Annette Hacker, director,
Office: (515) 294-4777
Jill Euken, Bioeconomy Institute, (712) 769-2600, jeuken iastate.edu
Mike Krapfl, News Service, (515) 294-4917, email@example.com
Point/Counterpoint: Speakers debate development of a bioeconomy
AMES, Iowa -- Ted Crosbie thinks corn has more than a decade as the primary feedstock for biofuel production in the United States. G. David Tilman would like to see a long-term switch to a mix of non-food crops feeding the biofuels industry.
Both will make their points and counterpoints during the annual Biobased Industry Outlook Conference Sept. 8-9 at Iowa State University. This year's conference -- "Growing the Bioeconomy: From Foundational Science to Sustainable Practice" -- will feature a morning-long session of prominent speakers debating three major issues facing a growing bioeconomy that's based on producing fuels, chemicals and other products from plants rather than petroleum.
The point/counterpoint session will be 8 a.m. to 12:30 p.m. Monday, Sept. 8, in Iowa State's C.Y. Stephens Auditorium. Registration information is here.
One segment will feature Crosbie and Tilman addressing the food versus fuel debate. Should some corn be diverted from food production to fuel production? Can corn ethanol give us enough new energy to matter? Does it reduce or increase greenhouse gas levels? Are there economical alternatives to producing fuel from corn? Can farmers produce enough grain or biomass feedstocks to meet all the demand? What makes the most sense?
Crosbie, vice president of global plant breeding for Monsanto Co. and a member of the board advising Iowa State's Plant Sciences Institute, said corn-based biofuel has obvious benefits compared to current alternatives for United States agriculture. Farmers know how to efficiently grow, harvest and transport the crop and there are industrial-scale technologies to convert the grain into ethanol.
Tilman, Regents Professor and McKnight Presidential Chair in Ecology at the University of Minnesota in the Twin Cities, countered that thorough analyses show that these conversion technologies use so much energy and release so much greenhouse gas that society is better off burning gasoline rather than corn ethanol.
Crosbie also said plant science and production advancements will double today's corn yields by 2030. That will mean there's more corn for food and fuel production. And it could mean the best fields will produce enough grain that marginal farmland could be set aside for prairie grasses and other perennial biomass crops.
Tilman said the global demand for grains is likely to double or even triple in the coming 50 years, and that any corn diverted to an inefficient biofuel forces other nations to clear native ecosystems to grow more grain. Land clearing releases so much greenhouse gas that across the globe corn ethanol may release twice as much greenhouse gas as gasoline.
Tilman said that biofuels should be made from feedstocks that can be grown on infertile and degraded lands no longer suitable for food crops if biofuels are to provide much new energy and significant greenhouse gas advantages.
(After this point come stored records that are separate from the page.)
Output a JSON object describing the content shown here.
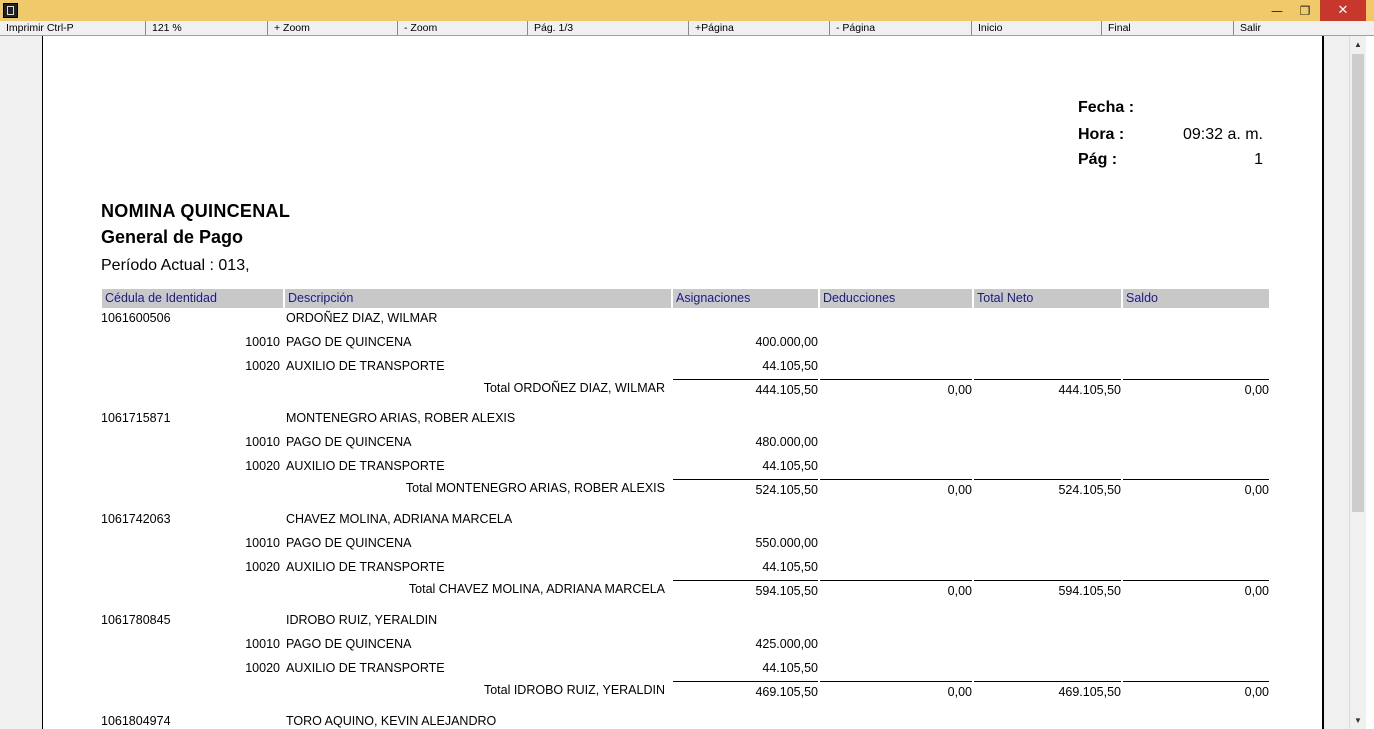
{
  "toolbar": {
    "buttons": [
      "Imprimir Ctrl-P",
      "121 %",
      "+ Zoom",
      "- Zoom",
      "Pág. 1/3",
      "+Página",
      "- Página",
      "Inicio",
      "Final",
      "Salir"
    ]
  },
  "report": {
    "header": {
      "fecha_label": "Fecha :",
      "fecha_value": "",
      "hora_label": "Hora :",
      "hora_value": "09:32 a. m.",
      "pag_label": "Pág :",
      "pag_value": "1"
    },
    "title": "NOMINA QUINCENAL",
    "subtitle": "General de Pago",
    "period": "Período Actual :  013,",
    "columns": [
      "Cédula de Identidad",
      "Descripción",
      "Asignaciones",
      "Deducciones",
      "Total Neto",
      "Saldo"
    ],
    "employees": [
      {
        "id": "1061600506",
        "name": "ORDOÑEZ DIAZ, WILMAR",
        "lines": [
          {
            "code": "10010",
            "desc": "PAGO DE  QUINCENA",
            "amount": "400.000,00"
          },
          {
            "code": "10020",
            "desc": "AUXILIO DE TRANSPORTE",
            "amount": "44.105,50"
          }
        ],
        "total_label": "Total ORDOÑEZ DIAZ, WILMAR",
        "total_asig": "444.105,50",
        "total_ded": "0,00",
        "total_neto": "444.105,50",
        "total_saldo": "0,00"
      },
      {
        "id": "1061715871",
        "name": "MONTENEGRO ARIAS, ROBER ALEXIS",
        "lines": [
          {
            "code": "10010",
            "desc": "PAGO DE  QUINCENA",
            "amount": "480.000,00"
          },
          {
            "code": "10020",
            "desc": "AUXILIO DE TRANSPORTE",
            "amount": "44.105,50"
          }
        ],
        "total_label": "Total MONTENEGRO ARIAS, ROBER ALEXIS",
        "total_asig": "524.105,50",
        "total_ded": "0,00",
        "total_neto": "524.105,50",
        "total_saldo": "0,00"
      },
      {
        "id": "1061742063",
        "name": "CHAVEZ MOLINA, ADRIANA MARCELA",
        "lines": [
          {
            "code": "10010",
            "desc": "PAGO DE  QUINCENA",
            "amount": "550.000,00"
          },
          {
            "code": "10020",
            "desc": "AUXILIO DE TRANSPORTE",
            "amount": "44.105,50"
          }
        ],
        "total_label": "Total CHAVEZ MOLINA, ADRIANA MARCELA",
        "total_asig": "594.105,50",
        "total_ded": "0,00",
        "total_neto": "594.105,50",
        "total_saldo": "0,00"
      },
      {
        "id": "1061780845",
        "name": "IDROBO RUIZ, YERALDIN",
        "lines": [
          {
            "code": "10010",
            "desc": "PAGO DE  QUINCENA",
            "amount": "425.000,00"
          },
          {
            "code": "10020",
            "desc": "AUXILIO DE TRANSPORTE",
            "amount": "44.105,50"
          }
        ],
        "total_label": "Total IDROBO RUIZ, YERALDIN",
        "total_asig": "469.105,50",
        "total_ded": "0,00",
        "total_neto": "469.105,50",
        "total_saldo": "0,00"
      },
      {
        "id": "1061804974",
        "name": "TORO AQUINO, KEVIN ALEJANDRO",
        "lines": [],
        "total_label": "",
        "total_asig": "",
        "total_ded": "",
        "total_neto": "",
        "total_saldo": ""
      }
    ]
  }
}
The large-scale conversion of food into liquid transportation fuels will make the price of food equal to its energy value of about $120 a barrel for oil. He said that will raise the price of food and harm the poorest two billion people on earth.
Crosbie said the food vs. fuel debate often loses sight of the fact that many perennial crops are also used to produce food and that corn is a very flexible, multi-use crop. Growers can decide on a moment's notice whether to use corn grain for livestock feed, in food processing or for ethanol production. Likewise, they can decide in real time whether to use corn stalks and leaves for livestock feed, in thermal or biochemical conversion systems to produce various forms of energy or for cellulosic ethanol production. No other crop has that potential and flexibility.
Crosbie also doesn't believe corn will be the only feedstock for biofuel production.
"It's an 'and' equation," he said. "It's not corn grain or biomass. We think we should research all of the possibilities. All we are saying is that corn is clearly way ahead of alternative crops now and for the foreseeable future in terms of food and feed and fuel production."
Tilman said he tries to look 20 to 30 years ahead as he thinks about the developing bioeconomy. The world's population will climb toward 9 billion over that period and he said researchers need to look beyond corn fields to find sustainable ways to meet all the food and fuel needs of that population.
In his long-term view, "We'll be using corn for food again."
Two other speakers will address the technologies that should be used to convert biomass into fuels and other products. Charles Wyman, the Ford Motor Company Chair and professor of chemical and environmental engineering at the University of California, Riverside, will argue for the biological conversion of biomass into fuels and other products. John Regalbuto, a professor of chemical engineering at the University of Illinois at Chicago, will argue for the thermochemical conversion of biomass.
Two others will address how a bioeconomy could affect global climate change. Stephen Long, a professor of crop sciences at the University of Illinois at Urbana-Champaign and deputy director of the Energy Biosciences Institute, will argue that biofuels can help mitigate global climate change. Timothy Searchinger, a visiting research scholar at Princeton University's Woodrow Wilson School of Public and International Affairs, will argue that biofuel production causes land use changes that increase greenhouse gas emissions.
The remainder of the conference will feature technology tours and breakout sessions covering scientific, economic, social and policy issues related to a bioeconomy. A complete schedule is here.
The annual Biobased Industry Outlook Conference at Iowa State University will feature prominent speakers debating three major issues facing the growing bioeconomy -- food versus fuel, climate change and biomass conversion technologies. The point/counterpoint session will be 8 a.m. to 12:30 p.m. Monday, Sept. 8, in Iowa State's C.Y. Stephens Auditorium.
"All we are saying is that corn is clearly way ahead of alternative crops now and for the foreseeable future in terms of food and feed and fuel production."
Ted Crosbie, vice president of global plant breeding for Monsanto Co. and a member of the board advising Iowa State's Plant Sciences Institute
G. David Tilman
"We'll be using corn for food again."
G. David Tilman, Regents Professor and McKnight Presidential Chair in Ecology at the University of Minnesota in the Twin Cities